She was sacked on October 18,2008 after her crime was discovered, and the police were notified. Court documents revealed that she misappropriated amounts of between S$20 and S$1,900.
Defence counsel A.P. Thirumurthy pleaded for a jail term of one year, stating that Wong was suffering from kidney ailments and psychiatric illness. She was diagnosed with an adjustment disorder with depressed mood as a result of being found out.
She could have been jailed up to seven years and fined for each of the two CBT offences she pleaded guilty to. Four similar charges were taken into consideration in sentencing.
Mr Thirumurthy revealed that she only began embezzling the money because she was facing difficulties paying the family expenses and her 14-year-old son’s school fees. The divorcee also has an elder daughter who lives in Hong Kong.
However, Deputy Public Prosecutor Adrian Ooi argued for a stiffer sentence, saying that no restitution has been made.
District Judge Jill Tan said the court could not ignore the large amount Wong misappropriated, and how the offences were committed over an extended period of time.
Wong, who limped into the courtroom wearing a neck brace, grimaced upon receiving the sentence.
Dr Wu, who was a plastic surgeon in SGH and left in 2000 for private practice, told the paper that the episode made him “very distressed and depressed”. He revealed that he hired Wong because he considered her one of the better workers.
“At my clinic, she would often stay on after everyone had left. I thought she was very hardworking, but she was probably staying back to carry out her crime,” he said.
Her theft was discovered when a colleague noticed that the colour of the blue copy of an invoice did not match other blue copies.
Dr Wu said, “Teresa confessed and I gave her another chance but she went back to stealing from me after only one day.”
He added that within three months after the clinic reported her to the police, Wong went to the Ministry of Manpower (MOM), Ministry of Health and the Singapore Medical Council, complaining that he had not allowed her to go on medical leave since 2003.
He denied this, saying, “When the MOM called me, I explained that if she still had the medical certificates, she could not have applied for medical leave. Our system was to file away the medical certificate as proof that an employee was ill.”
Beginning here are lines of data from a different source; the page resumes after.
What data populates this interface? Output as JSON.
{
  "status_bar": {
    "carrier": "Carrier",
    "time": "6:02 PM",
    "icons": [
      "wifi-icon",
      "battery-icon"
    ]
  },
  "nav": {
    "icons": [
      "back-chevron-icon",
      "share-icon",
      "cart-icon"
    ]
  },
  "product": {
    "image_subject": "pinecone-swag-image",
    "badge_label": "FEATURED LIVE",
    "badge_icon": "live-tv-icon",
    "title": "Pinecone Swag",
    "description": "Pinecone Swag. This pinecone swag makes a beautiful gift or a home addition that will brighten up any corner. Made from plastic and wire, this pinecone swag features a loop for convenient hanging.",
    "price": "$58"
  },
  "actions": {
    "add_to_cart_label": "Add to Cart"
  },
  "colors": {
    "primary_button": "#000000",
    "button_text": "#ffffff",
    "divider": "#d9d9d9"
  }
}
Dr Wu also said that a few of his patients had told him they had seen Wong wining and dining in fancy restaurants with her boyfriend. “To me, that was her personal life; then I found out she was living it up with my money.”
He has since implemented safeguards in the clinic’s accounts.